The Mudcat Café TM
Thread #120805   Message #2661704
Posted By: SaltyWalt
21-Jun-09 - 05:36 PM
Thread Name: Riggy Rackin CD: Somewhere in Between
Subject: RE: Riggy Rackin CD: Somewhere in Between
Well, I've been trying to wait and let my elders weigh in on this CD, but I can't waits no more!

I've been listening to Riggy for years, enjoying his other recordings in the way we folkies often do: listening to specific songs when the mood hits, or when there's research to be done. This CD's different.
It pulls off something quite difficult. It walks the edge of "overproduction" without ever falling into the Abyss. It is a skill rarely found. Riggy has been performing for decades, and his experience shows in this accomplishment. I could comment on each song in turn, but it would begin to repeat the words "I'm not doing this justice" as I recognize again and again that to describe the subtle theatrics woven throughout would make them sound garish. They are not.

I'm very concious of the lure of a production value that make your recording sound so "professional" that it ceases to be folk music. We all want our recordings to sound good, to give fans good value for supporting us - not to offer them something that sounds like it was recorded in a basement on a shoebox recorder. I've heard a number of people miss the mark: Tracks too clean, reverb, unnecessary choruses or harmonies, pianos on sea chanteys, and other ways that dehumanize these tunes. Riggy gives a high quality product, clearly produced, that never sounds like it's from the "Folk / Sountrack" bargain bin.

I hear the echoes of ancient halls, medieval fanfare, the camaraderie of English fields and lonesome western trails, broken by gypsies dancing at a Jewish wedding, shipboard songs and a few more recent offerings. It asks you to sing along while demanding that you listen.

It shows Riggy's desire to give us different versions of songs, sometimes just by making familiar ones new again. For example; In the "Staines Morris" and "Younger Everday" there are a few (slight)theatrical flourishes that take one's mind not so much to a renaissance faire, as to that idealized place of pagentry that that probably first drew most of us to this music anyway.

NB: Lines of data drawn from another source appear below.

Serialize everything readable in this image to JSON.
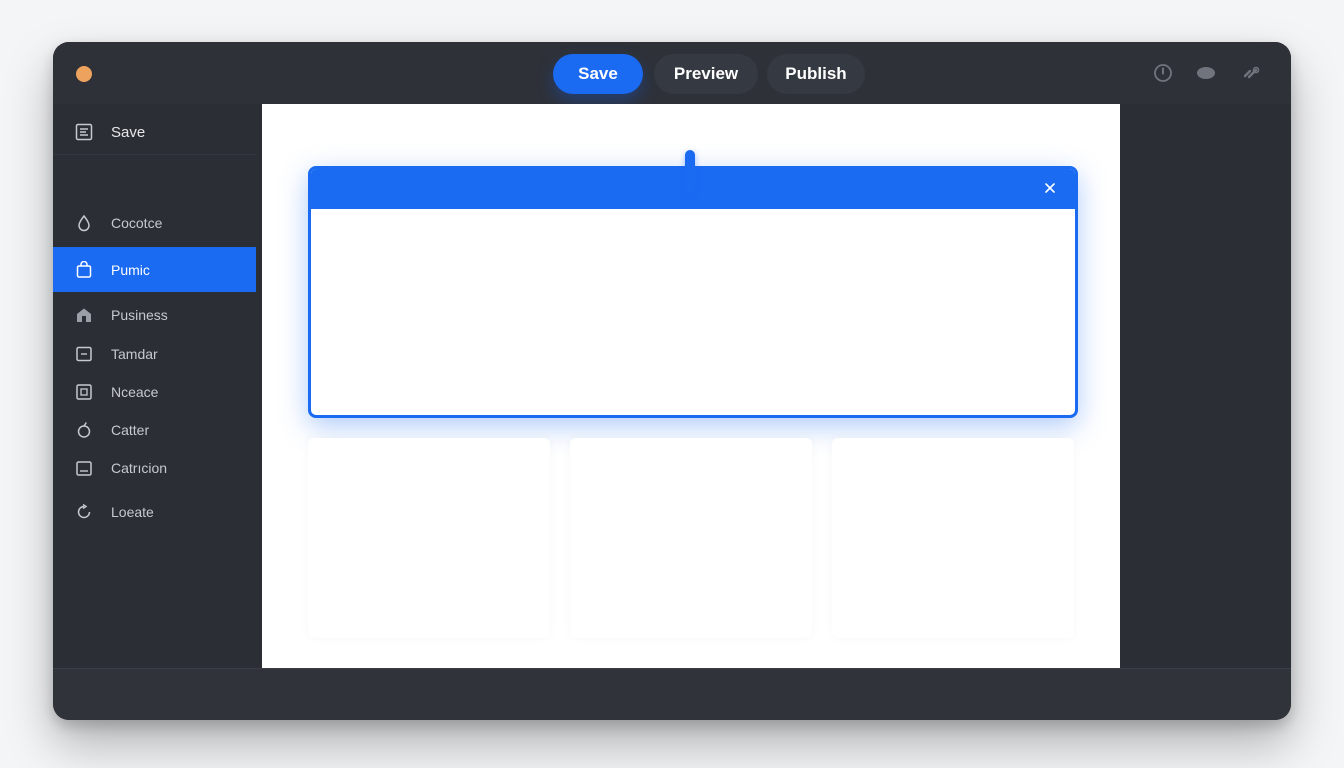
{
  "toolbar": {
    "save_label": "Save",
    "preview_label": "Preview",
    "publish_label": "Publish",
    "icons": [
      "info-icon",
      "chat-bubble-icon",
      "link-icon"
    ]
  },
  "sidebar": {
    "items": [
      {
        "label": "Save",
        "icon": "save-icon"
      },
      {
        "label": "Cocotce",
        "icon": "drop-icon"
      },
      {
        "label": "Pumic",
        "icon": "bag-icon",
        "active": true
      },
      {
        "label": "Pusiness",
        "icon": "briefcase-icon"
      },
      {
        "label": "Tamdar",
        "icon": "square-icon"
      },
      {
        "label": "Nceace",
        "icon": "frame-icon"
      },
      {
        "label": "Catter",
        "icon": "bell-icon"
      },
      {
        "label": "Catrıcion",
        "icon": "calendar-icon"
      },
      {
        "label": "Loeate",
        "icon": "refresh-icon"
      }
    ]
  },
  "modal": {
    "close_icon": "close-icon"
  },
  "colors": {
    "accent": "#1a6af2",
    "window_bg": "#2b2e35",
    "traffic_dot": "#eda25e"
  }
}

Irish songs so delightfully understated where most performers would camp them up.

A Canter's voice with a firmness of back up that reminds me of the best (and least dated) songs of the 60's Folk Rock.

Don't let the track titles fool you though, a few of the ones that I didn't recognize by title are actually renamed favorites.

This CD is a good representation of Riggy's repitoire, its flavors and imagination, as I've heard it over a few years.